Thailand announced back in August that it was studying the possibility of administering Covid-19 vaccines under the skin, using intradermal injections rather than the muscular method. One intradermal jab uses 25 % of the serum needed for a muscular jab, and it is as effective. The Covid-19 pandemic has severely affected Thailand as much of its economy depends on tourism. The country’s officials struggle to provide enough Covid-19 vaccine doses for the over 63.69 million people living in Thailand.
Vachira Hospital in Phuket has already started under the skin administration
The Asian country used several Covid-19 vaccines, including Sinovac and AstraZeneca. Health experts decided that booster shots are needed due to the aggressive Delta strain detected in the country. Thailand and other countries, such as Chile, have decided to offer a booster shot with the AstraZeneca serum for those who have been fully vaccinated with the Sinovac Covid-19 vaccine.
Phuket and other parts of Thailand have started administering intradermal booster jabs, hoping to decrease the number of new infections. Chalermpong Sukonthaphon, director of the Vachira Hospital in the Phuket area, declared for a media outlet that they can now extract five intradermal injections from one Covid-19 dose.
Health workers received Pfizer Covid-19 booster shots
The Delta variant originated in India, has been characterized by its high transmissibility rate and the fact that it is more resistant to several Covid-19 vaccines. To protect health workers so that the hospital system does not collapse, Thailand’s government decided to offer Pfizer booster jabs for medical personnel.
More research is needed to determine if intradermal injections are as efficient and effective as muscular injections.
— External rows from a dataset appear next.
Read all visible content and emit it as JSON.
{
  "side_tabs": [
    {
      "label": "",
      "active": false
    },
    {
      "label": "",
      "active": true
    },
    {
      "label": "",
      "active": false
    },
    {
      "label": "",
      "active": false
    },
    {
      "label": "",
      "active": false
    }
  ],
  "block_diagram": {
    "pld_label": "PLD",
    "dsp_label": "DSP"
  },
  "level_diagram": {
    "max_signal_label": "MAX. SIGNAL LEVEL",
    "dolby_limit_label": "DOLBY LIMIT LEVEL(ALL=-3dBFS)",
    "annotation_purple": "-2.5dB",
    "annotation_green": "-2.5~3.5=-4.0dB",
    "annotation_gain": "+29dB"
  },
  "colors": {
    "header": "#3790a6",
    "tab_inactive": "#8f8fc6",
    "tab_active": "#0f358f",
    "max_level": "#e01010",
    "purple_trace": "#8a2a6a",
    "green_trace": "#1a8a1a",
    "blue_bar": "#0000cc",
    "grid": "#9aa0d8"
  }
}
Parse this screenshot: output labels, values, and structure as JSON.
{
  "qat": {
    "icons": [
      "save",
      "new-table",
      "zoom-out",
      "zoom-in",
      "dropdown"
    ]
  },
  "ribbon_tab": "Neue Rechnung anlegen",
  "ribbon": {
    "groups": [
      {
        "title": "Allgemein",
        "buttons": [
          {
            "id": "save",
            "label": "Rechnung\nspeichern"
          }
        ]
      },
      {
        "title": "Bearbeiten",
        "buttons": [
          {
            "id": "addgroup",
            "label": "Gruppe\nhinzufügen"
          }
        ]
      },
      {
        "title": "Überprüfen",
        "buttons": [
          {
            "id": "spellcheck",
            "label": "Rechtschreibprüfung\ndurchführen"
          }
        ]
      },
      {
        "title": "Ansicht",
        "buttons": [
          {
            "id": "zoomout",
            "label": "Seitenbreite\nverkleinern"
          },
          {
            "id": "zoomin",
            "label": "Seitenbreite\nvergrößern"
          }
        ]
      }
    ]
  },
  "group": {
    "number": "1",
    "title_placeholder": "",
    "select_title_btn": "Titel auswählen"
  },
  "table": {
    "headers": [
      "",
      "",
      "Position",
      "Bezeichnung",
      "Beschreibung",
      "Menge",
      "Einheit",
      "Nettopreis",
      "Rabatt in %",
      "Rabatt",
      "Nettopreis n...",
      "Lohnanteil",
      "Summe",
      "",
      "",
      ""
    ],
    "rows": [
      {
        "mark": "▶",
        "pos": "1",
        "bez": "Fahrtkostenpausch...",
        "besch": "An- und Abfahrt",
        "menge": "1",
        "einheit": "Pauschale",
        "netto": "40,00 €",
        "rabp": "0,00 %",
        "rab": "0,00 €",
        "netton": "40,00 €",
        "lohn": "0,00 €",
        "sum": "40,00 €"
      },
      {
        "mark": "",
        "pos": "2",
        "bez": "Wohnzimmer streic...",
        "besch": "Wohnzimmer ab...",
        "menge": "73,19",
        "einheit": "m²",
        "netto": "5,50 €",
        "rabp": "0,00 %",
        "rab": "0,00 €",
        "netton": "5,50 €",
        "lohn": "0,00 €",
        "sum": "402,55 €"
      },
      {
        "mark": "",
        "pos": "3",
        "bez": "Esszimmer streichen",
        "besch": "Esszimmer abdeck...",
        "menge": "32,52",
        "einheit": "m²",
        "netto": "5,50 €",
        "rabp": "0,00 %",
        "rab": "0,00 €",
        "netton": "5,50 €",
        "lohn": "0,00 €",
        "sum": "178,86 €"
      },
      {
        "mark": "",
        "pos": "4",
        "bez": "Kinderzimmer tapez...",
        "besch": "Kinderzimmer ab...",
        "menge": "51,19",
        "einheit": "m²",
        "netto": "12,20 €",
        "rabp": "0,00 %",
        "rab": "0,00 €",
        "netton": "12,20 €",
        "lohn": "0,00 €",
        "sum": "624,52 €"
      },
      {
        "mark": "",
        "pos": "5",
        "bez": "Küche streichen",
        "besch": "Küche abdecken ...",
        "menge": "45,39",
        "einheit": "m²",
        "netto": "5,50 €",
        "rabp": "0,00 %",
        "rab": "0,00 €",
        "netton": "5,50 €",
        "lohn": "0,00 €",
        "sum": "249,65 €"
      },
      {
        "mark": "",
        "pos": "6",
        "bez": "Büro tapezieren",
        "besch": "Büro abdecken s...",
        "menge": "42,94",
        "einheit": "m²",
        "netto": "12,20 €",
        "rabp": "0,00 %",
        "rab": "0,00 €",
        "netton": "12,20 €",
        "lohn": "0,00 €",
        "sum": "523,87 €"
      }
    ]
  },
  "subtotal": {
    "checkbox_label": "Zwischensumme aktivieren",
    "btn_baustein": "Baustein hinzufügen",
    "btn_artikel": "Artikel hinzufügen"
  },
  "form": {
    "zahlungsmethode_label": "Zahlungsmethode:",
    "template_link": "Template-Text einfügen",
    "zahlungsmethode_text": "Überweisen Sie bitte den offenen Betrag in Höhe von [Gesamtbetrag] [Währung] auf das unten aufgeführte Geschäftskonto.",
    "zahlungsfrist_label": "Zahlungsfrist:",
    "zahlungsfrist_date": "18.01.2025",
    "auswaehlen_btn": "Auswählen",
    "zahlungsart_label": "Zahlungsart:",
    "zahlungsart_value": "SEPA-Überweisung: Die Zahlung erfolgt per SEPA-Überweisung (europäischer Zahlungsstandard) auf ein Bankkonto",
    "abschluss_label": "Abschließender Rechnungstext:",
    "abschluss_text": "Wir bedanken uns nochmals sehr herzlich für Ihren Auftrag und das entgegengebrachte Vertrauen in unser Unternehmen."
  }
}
If research indicates under the skin Covid-19 jabs work, many emerging countries might adopt the method so that more people could benefit from protection against the new coronavirus.